By Mark F. Kluger and William H. Healey
As we start 2018, unemployment is at a 17 year low of 4.1% and there are more than 6 million job openings in the U.S. labor market. Employers are at war for talent and there are some seemingly contradictory and inexplicable trends in recruiting and retention practices.
Age discrimination grabbed the headlines in the last few weeks of 2017 with reports that companies have used social media target marketing to exclude older workers from seeing certain job ads. This effort to hide openings from that demographic is no doubt driven by the Silver Tsunami – the fact that every single day, through 2030, 10,000 baby boomers turn 65 and continue to work. According to the Bureau of Labor Statistics, Americans 65+ will remain the fastest growing workforce segment until 2024. In other words, employers are saying, we’ve got enough of our own old-timers, no more need apply, thank you. And according to a recent Pew Research study, typical Boomers feel that old age starts at 72 (good to know), and most feel 9 years younger than their actual age (except for employment lawyers).

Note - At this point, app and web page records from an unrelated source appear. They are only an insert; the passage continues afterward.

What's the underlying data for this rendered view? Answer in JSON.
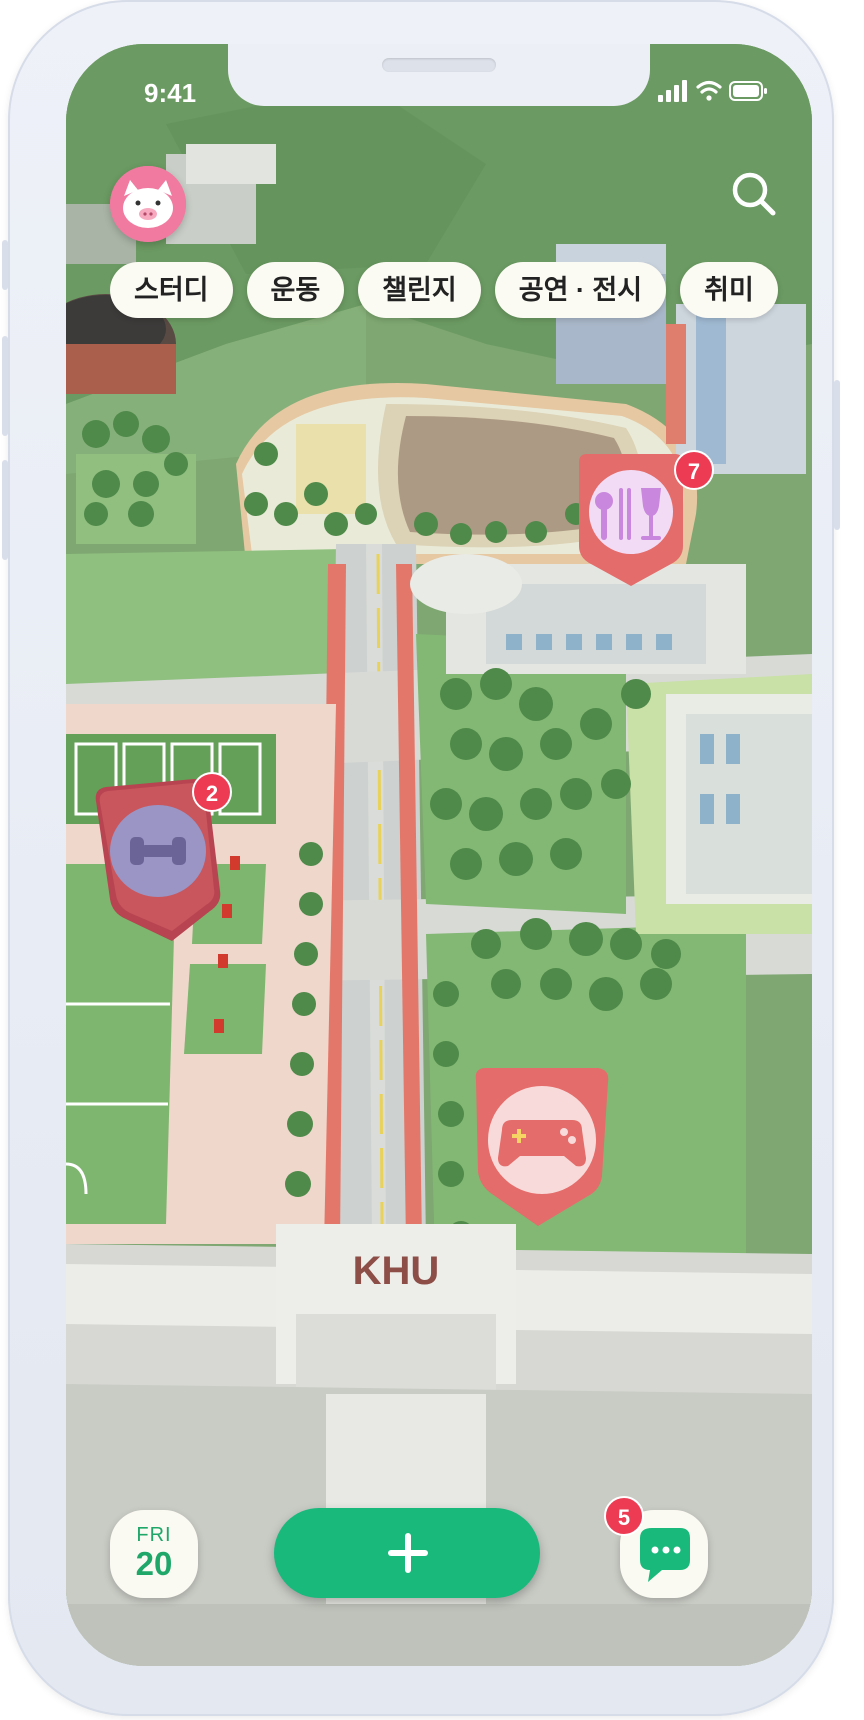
{
  "status_bar": {
    "time": "9:41"
  },
  "categories": [
    {
      "label": "스터디"
    },
    {
      "label": "운동"
    },
    {
      "label": "챌린지"
    },
    {
      "label": "공연 · 전시"
    },
    {
      "label": "취미"
    }
  ],
  "map": {
    "campus_sign": "KHU",
    "pins": [
      {
        "icon": "dining-icon",
        "count": "7",
        "color": "#e46c6a"
      },
      {
        "icon": "fitness-icon",
        "count": "2",
        "color": "#c8565c"
      },
      {
        "icon": "game-controller-icon",
        "count": "",
        "color": "#e46c6a"
      }
    ]
  },
  "bottom_bar": {
    "weekday": "FRI",
    "day": "20",
    "chat_badge": "5"
  },
  "colors": {
    "accent_green": "#19b97c",
    "badge_red": "#ee3b54",
    "avatar_pink": "#f07aa0"
  }
}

This presents a number of challenges for employers. The working Boomers don’t necessarily have the skills that employers now need, but they are not retiring as 65 year olds once did. This creates the skills gap about which employers now fret and also leads to another problem—the lack of upward mobility for Gen-X and Millennials. That inability to move up and make more money causes resentment and the potential for age discrimination. The resentment which can lead to outright hostility toward older workers stems from the sense that the 65+ generation may be stunting both corporate growth and individual careers. An aging workforce also raises the costs of group health insurance premiums for all. Employers, of course, risk age discrimination lawsuits, including class actions, by forcing employees out without strong, well-documented performance evidence. Some have tried economic incentives, including enhanced 401(k) plans, but most of those programs have not been successful.
At the same time, HR professionals are challenged with recruiting from the thin talent pool, developing creative and lucrative incentives to attract skilled workers, while trying to support tolerance and diversity within an increasingly multi-cultural, multi-generational workforce. Happy 2018 HR!
Here is the fascinating twist. According to a survey by the software provider Mavenlink, in 2018, 94% of executives plan to uses skilled contractors to fill certain key roles- – but not the jobs or generation you may think. In a complete turnaround, the Baby Boomers, not the Millennials, are now driving the gig economy. So while employers are pushing the older workers out the backdoor, making room to hire younger workers with the tech and social media skills they need, those same employers are bringing the Boomers back in through the front door as contractors for strategic planning, management and training jobs, though only on a project basis. Didn’t see that coming did you?
Neither did we, but because all roads lead back to why you need us, now we come full circle to the next legal problem. Employers hiring contractors must be incredibly vigilant in ensuring that the contractors are truly independent under the Department of Labor, IRS and common law tests, particularly when they are filling significant roles that had traditionally been held by employees. To avoid a problem, we can provide the right guidance and design the proper agreements and job descriptions to help employers avoid liability while creating the flexible workforce needed in this evolving economy.
To see Mark interviewed on this topic, please visit http://tinyurl.com/y8q4et3j.